• _WORK TASK_: State the number of lines in these records that include the string "value", and say nothing more.

• _AVAILABLE RECORDS_:
== == ==

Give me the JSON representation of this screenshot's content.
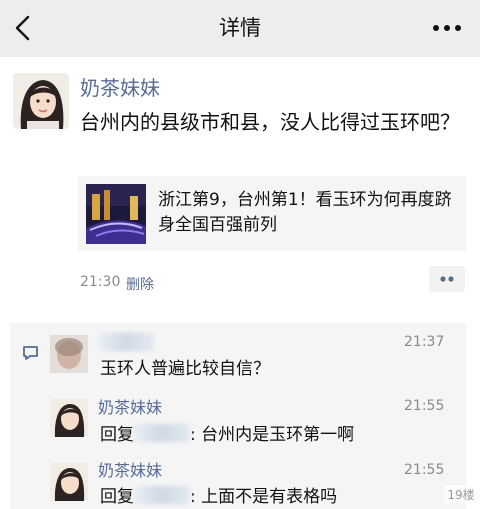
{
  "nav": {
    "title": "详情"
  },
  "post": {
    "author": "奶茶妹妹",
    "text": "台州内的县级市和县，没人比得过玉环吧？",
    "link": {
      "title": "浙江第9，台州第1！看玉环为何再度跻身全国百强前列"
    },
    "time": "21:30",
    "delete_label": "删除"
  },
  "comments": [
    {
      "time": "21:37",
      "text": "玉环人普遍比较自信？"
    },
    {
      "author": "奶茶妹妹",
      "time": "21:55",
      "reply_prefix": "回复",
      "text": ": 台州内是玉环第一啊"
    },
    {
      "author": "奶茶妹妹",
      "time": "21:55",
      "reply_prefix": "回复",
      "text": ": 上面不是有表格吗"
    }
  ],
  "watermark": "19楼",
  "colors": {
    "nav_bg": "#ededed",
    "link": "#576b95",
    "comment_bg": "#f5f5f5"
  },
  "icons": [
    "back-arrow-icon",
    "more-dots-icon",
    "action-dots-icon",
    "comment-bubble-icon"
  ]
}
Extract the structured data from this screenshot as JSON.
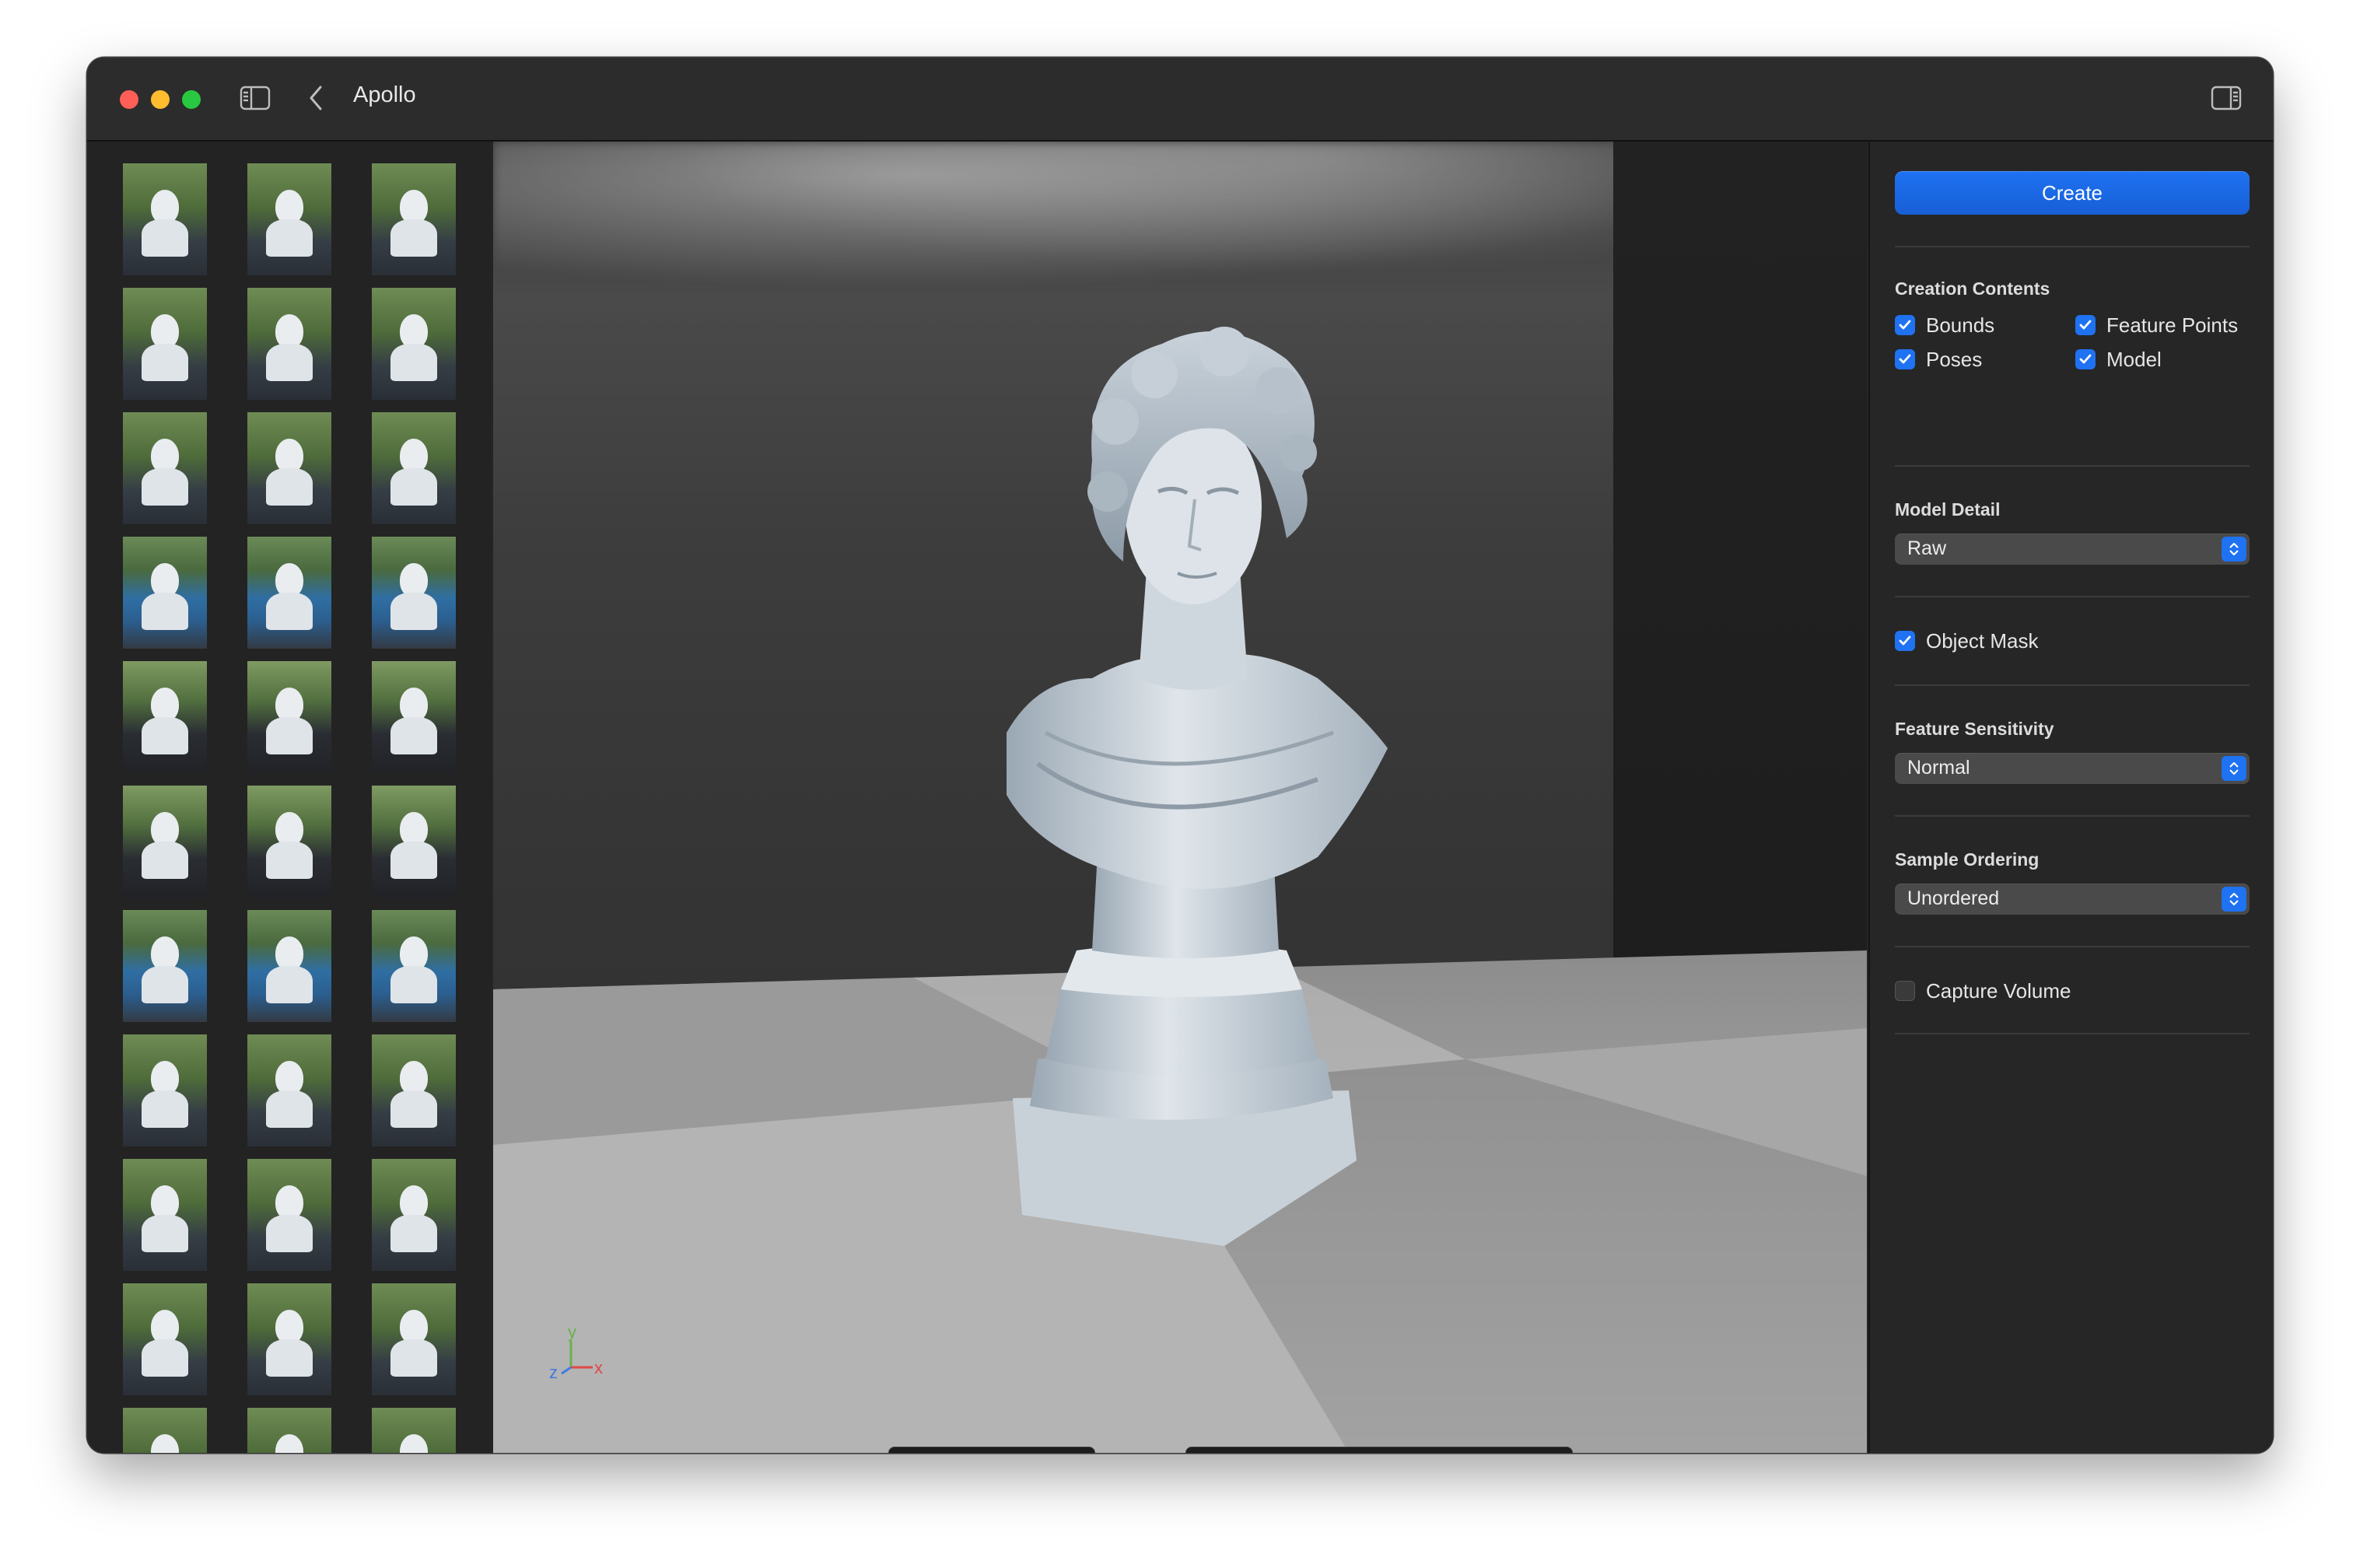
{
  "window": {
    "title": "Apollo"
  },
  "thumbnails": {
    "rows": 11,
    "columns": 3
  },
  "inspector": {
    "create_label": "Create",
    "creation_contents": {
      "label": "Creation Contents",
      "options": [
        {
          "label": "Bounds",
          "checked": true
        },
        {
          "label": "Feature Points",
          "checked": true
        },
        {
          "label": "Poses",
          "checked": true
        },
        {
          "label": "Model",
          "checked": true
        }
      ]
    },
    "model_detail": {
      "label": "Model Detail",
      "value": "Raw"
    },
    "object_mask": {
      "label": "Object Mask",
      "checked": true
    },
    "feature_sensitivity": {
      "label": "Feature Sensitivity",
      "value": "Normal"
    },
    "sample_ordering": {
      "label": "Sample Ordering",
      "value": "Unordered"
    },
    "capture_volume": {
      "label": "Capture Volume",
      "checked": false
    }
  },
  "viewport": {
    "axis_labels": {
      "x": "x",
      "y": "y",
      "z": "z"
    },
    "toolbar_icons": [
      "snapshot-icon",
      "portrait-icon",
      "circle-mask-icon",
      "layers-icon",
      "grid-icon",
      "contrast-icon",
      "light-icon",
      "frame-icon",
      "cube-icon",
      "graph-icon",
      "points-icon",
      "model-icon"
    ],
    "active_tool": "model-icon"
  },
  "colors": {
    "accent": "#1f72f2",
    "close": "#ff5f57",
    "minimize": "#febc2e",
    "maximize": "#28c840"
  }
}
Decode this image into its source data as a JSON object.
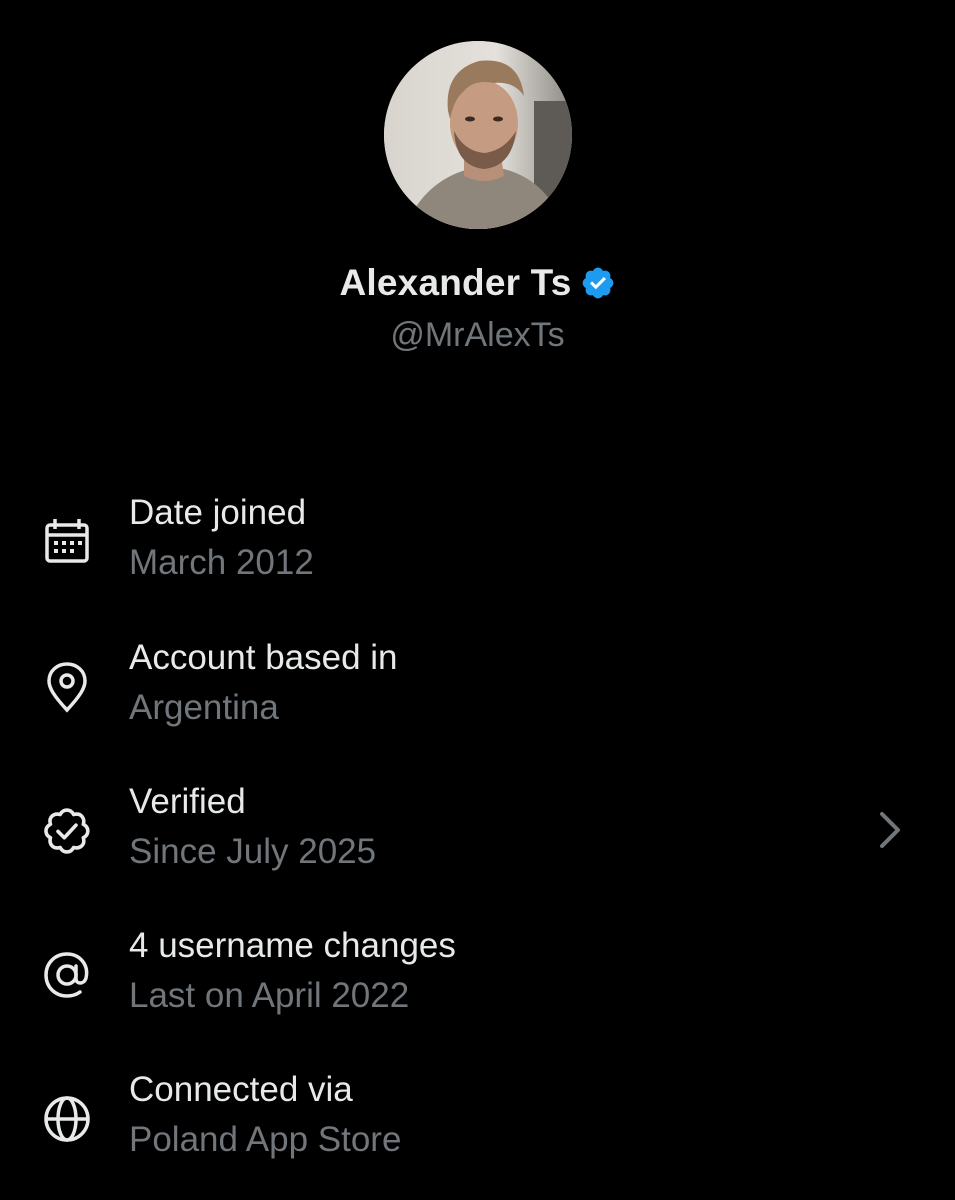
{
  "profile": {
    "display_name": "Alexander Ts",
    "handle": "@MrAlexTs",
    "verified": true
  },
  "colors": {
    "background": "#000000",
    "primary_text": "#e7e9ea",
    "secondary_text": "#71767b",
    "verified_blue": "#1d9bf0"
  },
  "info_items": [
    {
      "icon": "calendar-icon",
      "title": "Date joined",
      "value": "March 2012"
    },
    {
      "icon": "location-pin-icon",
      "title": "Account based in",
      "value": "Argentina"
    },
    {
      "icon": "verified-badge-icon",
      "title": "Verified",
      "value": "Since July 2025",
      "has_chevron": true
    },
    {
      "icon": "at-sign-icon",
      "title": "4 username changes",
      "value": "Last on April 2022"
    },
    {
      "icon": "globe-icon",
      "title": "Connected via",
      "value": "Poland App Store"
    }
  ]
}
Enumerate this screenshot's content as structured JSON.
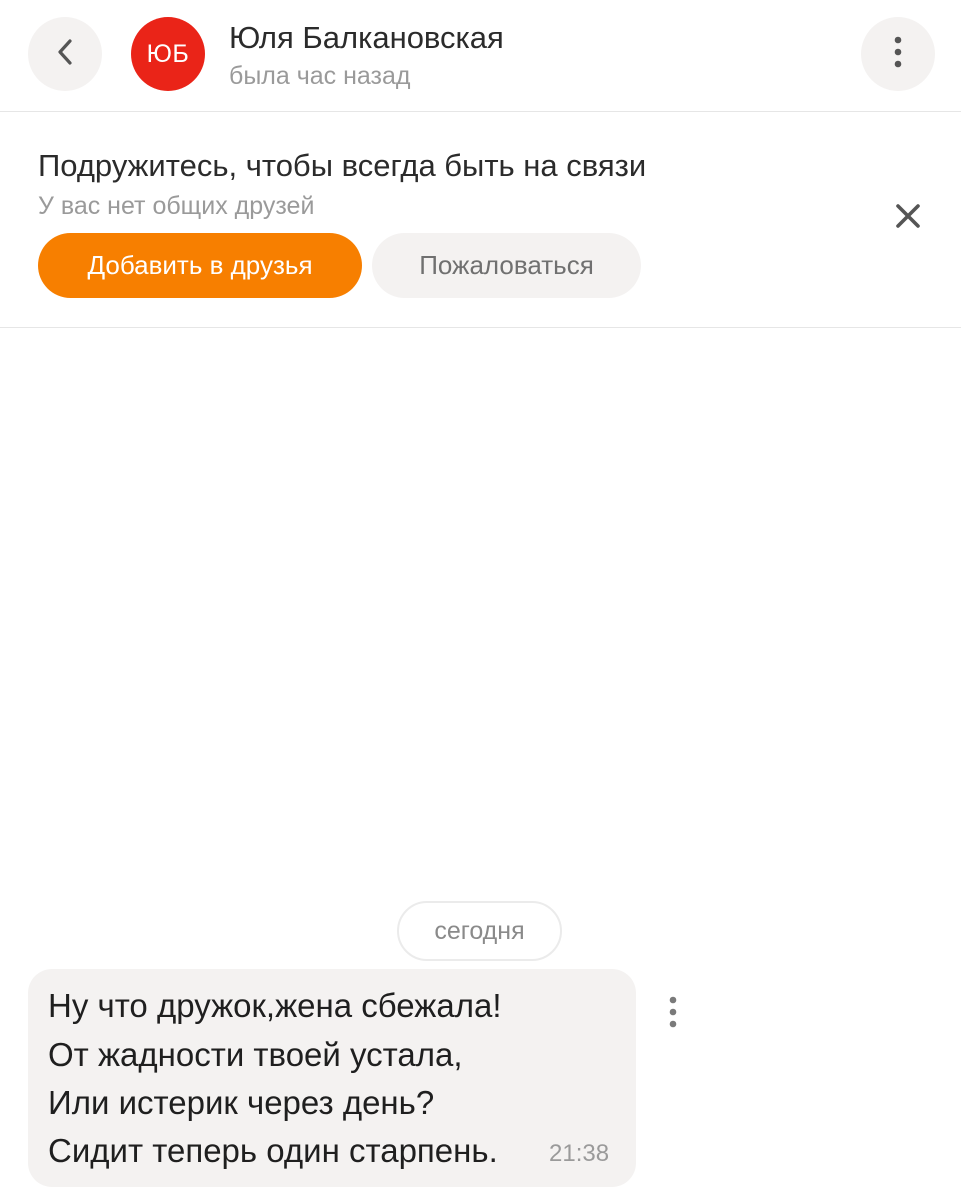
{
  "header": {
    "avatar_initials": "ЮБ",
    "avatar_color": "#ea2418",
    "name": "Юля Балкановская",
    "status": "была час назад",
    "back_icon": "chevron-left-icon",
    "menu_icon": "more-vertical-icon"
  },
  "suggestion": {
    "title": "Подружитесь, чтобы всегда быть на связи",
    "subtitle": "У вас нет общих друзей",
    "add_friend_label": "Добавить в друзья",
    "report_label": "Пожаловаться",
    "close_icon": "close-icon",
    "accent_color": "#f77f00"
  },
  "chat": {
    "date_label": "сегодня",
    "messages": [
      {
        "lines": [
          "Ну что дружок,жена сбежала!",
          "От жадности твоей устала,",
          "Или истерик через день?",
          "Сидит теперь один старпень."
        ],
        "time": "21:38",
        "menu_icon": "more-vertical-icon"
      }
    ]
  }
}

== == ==

• _ANSWER TO THE PROBLEM_: 8